(Source data)
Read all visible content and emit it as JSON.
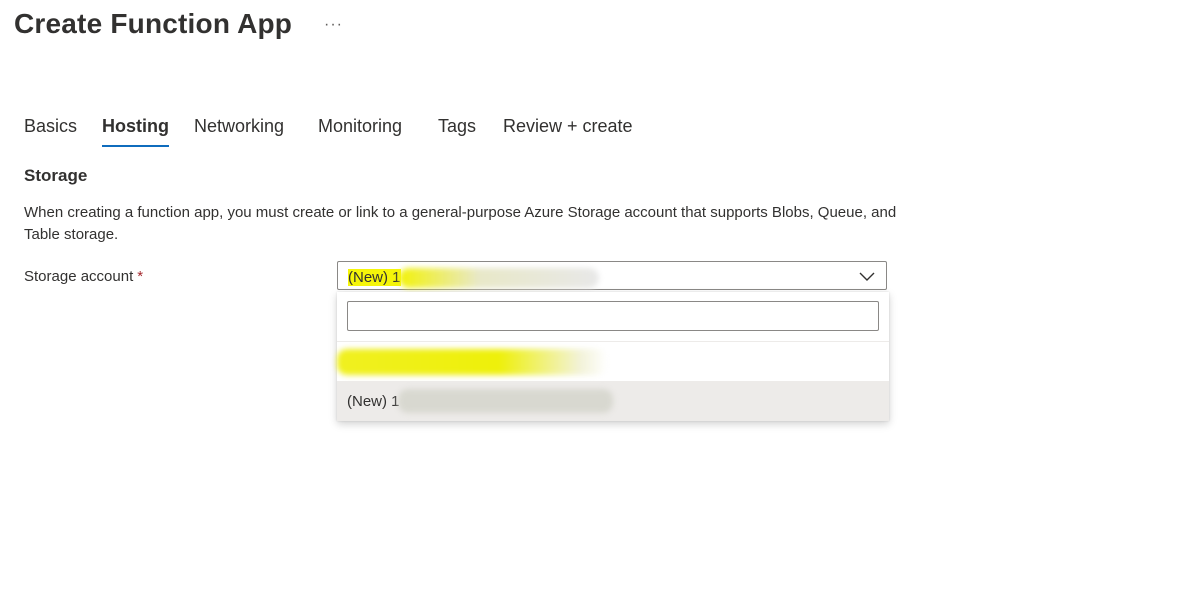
{
  "header": {
    "title": "Create Function App",
    "more_label": "···"
  },
  "tabs": [
    {
      "label": "Basics",
      "active": false
    },
    {
      "label": "Hosting",
      "active": true
    },
    {
      "label": "Networking",
      "active": false
    },
    {
      "label": "Monitoring",
      "active": false
    },
    {
      "label": "Tags",
      "active": false
    },
    {
      "label": "Review + create",
      "active": false
    }
  ],
  "storage": {
    "section_title": "Storage",
    "description": "When creating a function app, you must create or link to a general-purpose Azure Storage account that supports Blobs, Queue, and Table storage.",
    "label": "Storage account",
    "required_mark": "*",
    "selected_prefix": "(New) 1",
    "search_value": "",
    "options": [
      {
        "label": ""
      },
      {
        "label": "(New) 1"
      }
    ]
  },
  "colors": {
    "accent": "#0f6cbd",
    "required": "#a4262c",
    "highlight": "#f2f20a"
  }
}
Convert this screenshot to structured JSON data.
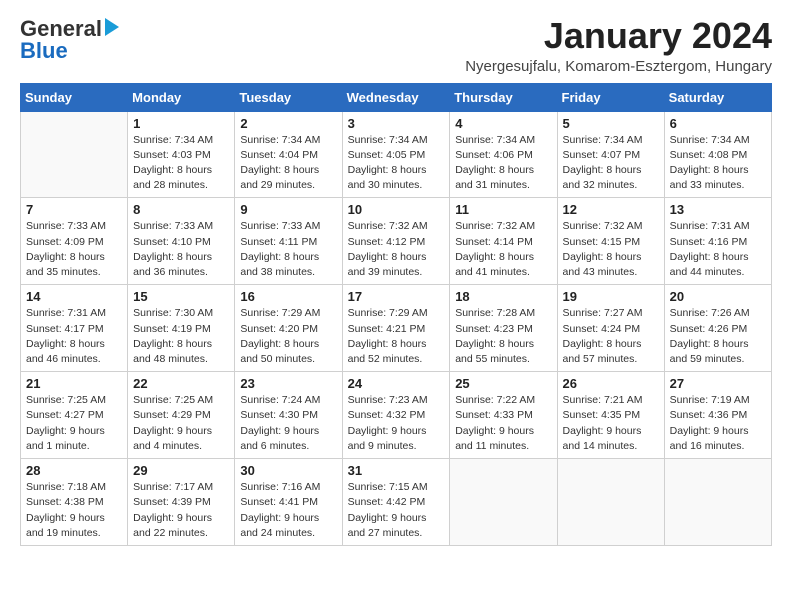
{
  "header": {
    "logo_general": "General",
    "logo_blue": "Blue",
    "month_title": "January 2024",
    "location": "Nyergesujfalu, Komarom-Esztergom, Hungary"
  },
  "weekdays": [
    "Sunday",
    "Monday",
    "Tuesday",
    "Wednesday",
    "Thursday",
    "Friday",
    "Saturday"
  ],
  "weeks": [
    [
      {
        "day": "",
        "info": ""
      },
      {
        "day": "1",
        "info": "Sunrise: 7:34 AM\nSunset: 4:03 PM\nDaylight: 8 hours\nand 28 minutes."
      },
      {
        "day": "2",
        "info": "Sunrise: 7:34 AM\nSunset: 4:04 PM\nDaylight: 8 hours\nand 29 minutes."
      },
      {
        "day": "3",
        "info": "Sunrise: 7:34 AM\nSunset: 4:05 PM\nDaylight: 8 hours\nand 30 minutes."
      },
      {
        "day": "4",
        "info": "Sunrise: 7:34 AM\nSunset: 4:06 PM\nDaylight: 8 hours\nand 31 minutes."
      },
      {
        "day": "5",
        "info": "Sunrise: 7:34 AM\nSunset: 4:07 PM\nDaylight: 8 hours\nand 32 minutes."
      },
      {
        "day": "6",
        "info": "Sunrise: 7:34 AM\nSunset: 4:08 PM\nDaylight: 8 hours\nand 33 minutes."
      }
    ],
    [
      {
        "day": "7",
        "info": "Sunrise: 7:33 AM\nSunset: 4:09 PM\nDaylight: 8 hours\nand 35 minutes."
      },
      {
        "day": "8",
        "info": "Sunrise: 7:33 AM\nSunset: 4:10 PM\nDaylight: 8 hours\nand 36 minutes."
      },
      {
        "day": "9",
        "info": "Sunrise: 7:33 AM\nSunset: 4:11 PM\nDaylight: 8 hours\nand 38 minutes."
      },
      {
        "day": "10",
        "info": "Sunrise: 7:32 AM\nSunset: 4:12 PM\nDaylight: 8 hours\nand 39 minutes."
      },
      {
        "day": "11",
        "info": "Sunrise: 7:32 AM\nSunset: 4:14 PM\nDaylight: 8 hours\nand 41 minutes."
      },
      {
        "day": "12",
        "info": "Sunrise: 7:32 AM\nSunset: 4:15 PM\nDaylight: 8 hours\nand 43 minutes."
      },
      {
        "day": "13",
        "info": "Sunrise: 7:31 AM\nSunset: 4:16 PM\nDaylight: 8 hours\nand 44 minutes."
      }
    ],
    [
      {
        "day": "14",
        "info": "Sunrise: 7:31 AM\nSunset: 4:17 PM\nDaylight: 8 hours\nand 46 minutes."
      },
      {
        "day": "15",
        "info": "Sunrise: 7:30 AM\nSunset: 4:19 PM\nDaylight: 8 hours\nand 48 minutes."
      },
      {
        "day": "16",
        "info": "Sunrise: 7:29 AM\nSunset: 4:20 PM\nDaylight: 8 hours\nand 50 minutes."
      },
      {
        "day": "17",
        "info": "Sunrise: 7:29 AM\nSunset: 4:21 PM\nDaylight: 8 hours\nand 52 minutes."
      },
      {
        "day": "18",
        "info": "Sunrise: 7:28 AM\nSunset: 4:23 PM\nDaylight: 8 hours\nand 55 minutes."
      },
      {
        "day": "19",
        "info": "Sunrise: 7:27 AM\nSunset: 4:24 PM\nDaylight: 8 hours\nand 57 minutes."
      },
      {
        "day": "20",
        "info": "Sunrise: 7:26 AM\nSunset: 4:26 PM\nDaylight: 8 hours\nand 59 minutes."
      }
    ],
    [
      {
        "day": "21",
        "info": "Sunrise: 7:25 AM\nSunset: 4:27 PM\nDaylight: 9 hours\nand 1 minute."
      },
      {
        "day": "22",
        "info": "Sunrise: 7:25 AM\nSunset: 4:29 PM\nDaylight: 9 hours\nand 4 minutes."
      },
      {
        "day": "23",
        "info": "Sunrise: 7:24 AM\nSunset: 4:30 PM\nDaylight: 9 hours\nand 6 minutes."
      },
      {
        "day": "24",
        "info": "Sunrise: 7:23 AM\nSunset: 4:32 PM\nDaylight: 9 hours\nand 9 minutes."
      },
      {
        "day": "25",
        "info": "Sunrise: 7:22 AM\nSunset: 4:33 PM\nDaylight: 9 hours\nand 11 minutes."
      },
      {
        "day": "26",
        "info": "Sunrise: 7:21 AM\nSunset: 4:35 PM\nDaylight: 9 hours\nand 14 minutes."
      },
      {
        "day": "27",
        "info": "Sunrise: 7:19 AM\nSunset: 4:36 PM\nDaylight: 9 hours\nand 16 minutes."
      }
    ],
    [
      {
        "day": "28",
        "info": "Sunrise: 7:18 AM\nSunset: 4:38 PM\nDaylight: 9 hours\nand 19 minutes."
      },
      {
        "day": "29",
        "info": "Sunrise: 7:17 AM\nSunset: 4:39 PM\nDaylight: 9 hours\nand 22 minutes."
      },
      {
        "day": "30",
        "info": "Sunrise: 7:16 AM\nSunset: 4:41 PM\nDaylight: 9 hours\nand 24 minutes."
      },
      {
        "day": "31",
        "info": "Sunrise: 7:15 AM\nSunset: 4:42 PM\nDaylight: 9 hours\nand 27 minutes."
      },
      {
        "day": "",
        "info": ""
      },
      {
        "day": "",
        "info": ""
      },
      {
        "day": "",
        "info": ""
      }
    ]
  ]
}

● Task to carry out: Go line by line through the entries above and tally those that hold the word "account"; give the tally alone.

● Output of the task: 2